(TASK DESCRIPTION):
Filter out every line below that lacks "Internet", and copy the rest.

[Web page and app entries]
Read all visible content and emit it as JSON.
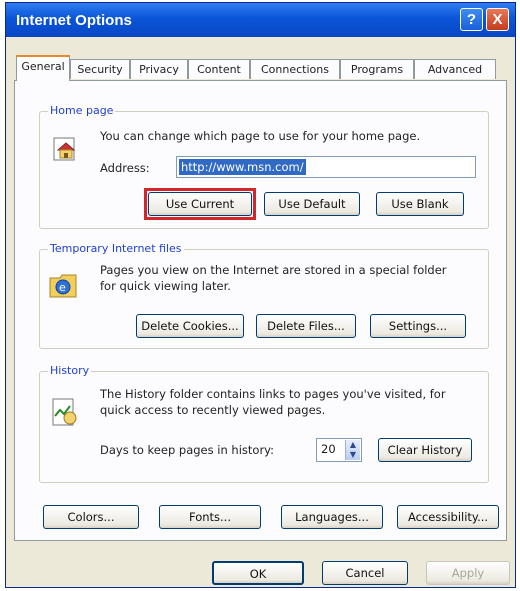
{
  "window": {
    "title": "Internet Options",
    "help_glyph": "?",
    "close_glyph": "X"
  },
  "tabs": [
    {
      "label": "General",
      "active": true
    },
    {
      "label": "Security"
    },
    {
      "label": "Privacy"
    },
    {
      "label": "Content"
    },
    {
      "label": "Connections"
    },
    {
      "label": "Programs"
    },
    {
      "label": "Advanced"
    }
  ],
  "home_page": {
    "legend": "Home page",
    "description": "You can change which page to use for your home page.",
    "address_label": "Address:",
    "address_value": "http://www.msn.com/",
    "use_current": "Use Current",
    "use_default": "Use Default",
    "use_blank": "Use Blank"
  },
  "temp_files": {
    "legend": "Temporary Internet files",
    "description_line1": "Pages you view on the Internet are stored in a special folder",
    "description_line2": "for quick viewing later.",
    "delete_cookies": "Delete Cookies...",
    "delete_files": "Delete Files...",
    "settings": "Settings..."
  },
  "history": {
    "legend": "History",
    "description_line1": "The History folder contains links to pages you've visited, for",
    "description_line2": "quick access to recently viewed pages.",
    "days_label": "Days to keep pages in history:",
    "days_value": "20",
    "clear_history": "Clear History"
  },
  "bottom_buttons": {
    "colors": "Colors...",
    "fonts": "Fonts...",
    "languages": "Languages...",
    "accessibility": "Accessibility..."
  },
  "dialog_buttons": {
    "ok": "OK",
    "cancel": "Cancel",
    "apply": "Apply"
  },
  "colors": {
    "title_bar": "#0a56d8",
    "highlight": "#d3252c",
    "legend_text": "#1f3fcf",
    "active_tab_accent": "#e68b2c"
  }
}
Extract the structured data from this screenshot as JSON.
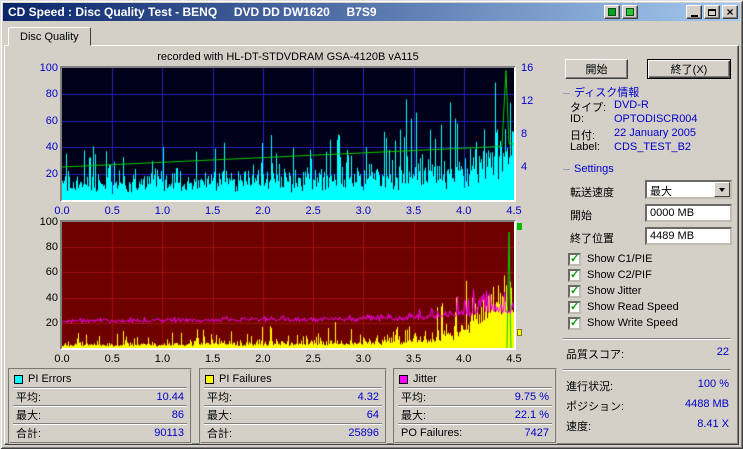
{
  "window": {
    "title": "CD Speed : Disc Quality Test - BENQ     DVD DD DW1620     B7S9"
  },
  "tabs": {
    "disc_quality": "Disc Quality"
  },
  "charts": {
    "recorded_note": "recorded with HL-DT-STDVDRAM GSA-4120B vA115"
  },
  "chart_data": [
    {
      "type": "area",
      "name": "pi-errors-and-speed",
      "x_range": [
        0,
        4.5
      ],
      "x_ticks": [
        "0.0",
        "0.5",
        "1.0",
        "1.5",
        "2.0",
        "2.5",
        "3.0",
        "3.5",
        "4.0",
        "4.5"
      ],
      "y_left": {
        "range": [
          0,
          100
        ],
        "ticks": [
          100,
          80,
          60,
          40,
          20
        ]
      },
      "y_right": {
        "range": [
          0,
          16
        ],
        "ticks": [
          16,
          12,
          8,
          4
        ]
      },
      "bg": "#000018",
      "grid": "#2323bb",
      "tick_color": "#0000cc",
      "series": [
        {
          "name": "PI Errors",
          "color": "#00ffff",
          "style": "spikes",
          "fill": 0.3,
          "seed": 12345,
          "envelope": [
            [
              0,
              14,
              40
            ],
            [
              0.5,
              15,
              45
            ],
            [
              1,
              15,
              42
            ],
            [
              1.5,
              16,
              46
            ],
            [
              2,
              17,
              52
            ],
            [
              2.5,
              18,
              56
            ],
            [
              3,
              20,
              62
            ],
            [
              3.4,
              22,
              70
            ],
            [
              3.7,
              24,
              80
            ],
            [
              4.0,
              28,
              90
            ],
            [
              4.2,
              34,
              100
            ],
            [
              4.35,
              44,
              100
            ],
            [
              4.5,
              50,
              100
            ]
          ]
        },
        {
          "name": "Speed",
          "color": "#00cc00",
          "style": "line",
          "axis": "right",
          "points": [
            [
              0,
              4.0
            ],
            [
              4.38,
              6.5
            ],
            [
              4.42,
              15.7
            ],
            [
              4.45,
              6.8
            ],
            [
              4.5,
              6.8
            ]
          ]
        }
      ]
    },
    {
      "type": "area",
      "name": "pi-failures-and-jitter",
      "x_range": [
        0,
        4.5
      ],
      "x_ticks": [
        "0.0",
        "0.5",
        "1.0",
        "1.5",
        "2.0",
        "2.5",
        "3.0",
        "3.5",
        "4.0",
        "4.5"
      ],
      "y_left": {
        "range": [
          0,
          100
        ],
        "ticks": [
          100,
          80,
          60,
          40,
          20
        ]
      },
      "bg": "#6e0000",
      "grid": "#a01010",
      "tick_color": "#000000",
      "series": [
        {
          "name": "PI Failures",
          "color": "#ffff00",
          "style": "spikes",
          "fill": 0.5,
          "seed": 777,
          "envelope": [
            [
              0,
              2,
              12
            ],
            [
              1,
              2.5,
              14
            ],
            [
              2,
              3,
              16
            ],
            [
              3,
              4,
              20
            ],
            [
              3.4,
              5,
              26
            ],
            [
              3.7,
              8,
              36
            ],
            [
              3.9,
              12,
              46
            ],
            [
              4.05,
              22,
              56
            ],
            [
              4.2,
              36,
              64
            ],
            [
              4.35,
              48,
              66
            ],
            [
              4.45,
              52,
              64
            ],
            [
              4.5,
              38,
              56
            ]
          ]
        },
        {
          "name": "End speed spike",
          "color": "#00cc00",
          "style": "line",
          "axis": "left",
          "points": [
            [
              4.43,
              0
            ],
            [
              4.45,
              92
            ],
            [
              4.47,
              0
            ]
          ]
        },
        {
          "name": "Jitter",
          "color": "#ff00ff",
          "style": "noisy-line",
          "seed": 555,
          "envelope": [
            [
              0,
              21,
              2
            ],
            [
              1,
              21.5,
              2
            ],
            [
              2,
              22,
              2.5
            ],
            [
              3,
              22.5,
              3
            ],
            [
              3.4,
              23,
              5
            ],
            [
              3.7,
              24,
              9
            ],
            [
              3.9,
              25,
              14
            ],
            [
              4.05,
              26,
              18
            ],
            [
              4.2,
              28,
              22
            ],
            [
              4.35,
              29,
              23
            ],
            [
              4.5,
              27,
              16
            ]
          ]
        }
      ]
    }
  ],
  "panel": {
    "start_button": "開始",
    "exit_button": "終了(X)",
    "disc_info": {
      "header": "ディスク情報",
      "rows": [
        {
          "label": "タイプ:",
          "value": "DVD-R"
        },
        {
          "label": "ID:",
          "value": "OPTODISCR004"
        },
        {
          "label": "日付:",
          "value": "22 January 2005"
        },
        {
          "label": "Label:",
          "value": "CDS_TEST_B2"
        }
      ]
    },
    "settings": {
      "header": "Settings",
      "transfer_speed_label": "転送速度",
      "transfer_speed_value": "最大",
      "start_label": "開始",
      "start_value": "0000 MB",
      "end_label": "終了位置",
      "end_value": "4489 MB",
      "checkboxes": [
        {
          "label": "Show C1/PIE",
          "checked": true
        },
        {
          "label": "Show C2/PIF",
          "checked": true
        },
        {
          "label": "Show Jitter",
          "checked": true
        },
        {
          "label": "Show Read Speed",
          "checked": true
        },
        {
          "label": "Show Write Speed",
          "checked": true
        }
      ]
    },
    "quality_score": {
      "label": "品質スコア:",
      "value": "22"
    },
    "progress": {
      "label": "進行状況:",
      "value": "100 %"
    },
    "position": {
      "label": "ポジション:",
      "value": "4488 MB"
    },
    "speed": {
      "label": "速度:",
      "value": "8.41 X"
    }
  },
  "stats": [
    {
      "title": "PI Errors",
      "color": "#00ffff",
      "rows": [
        {
          "label": "平均:",
          "value": "10.44"
        },
        {
          "label": "最大:",
          "value": "86"
        },
        {
          "label": "合計:",
          "value": "90113"
        }
      ]
    },
    {
      "title": "PI Failures",
      "color": "#ffff00",
      "rows": [
        {
          "label": "平均:",
          "value": "4.32"
        },
        {
          "label": "最大:",
          "value": "64"
        },
        {
          "label": "合計:",
          "value": "25896"
        }
      ]
    },
    {
      "title": "Jitter",
      "color": "#ff00ff",
      "rows": [
        {
          "label": "平均:",
          "value": "9.75 %"
        },
        {
          "label": "最大:",
          "value": "22.1 %"
        },
        {
          "label": "PO Failures:",
          "value": "7427"
        }
      ]
    }
  ]
}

(RESPONSE):
    "title": "Internet Options",
    "legend": "Temporary Internet files",
    "description_line1": "Pages you view on the Internet are stored in a special folder",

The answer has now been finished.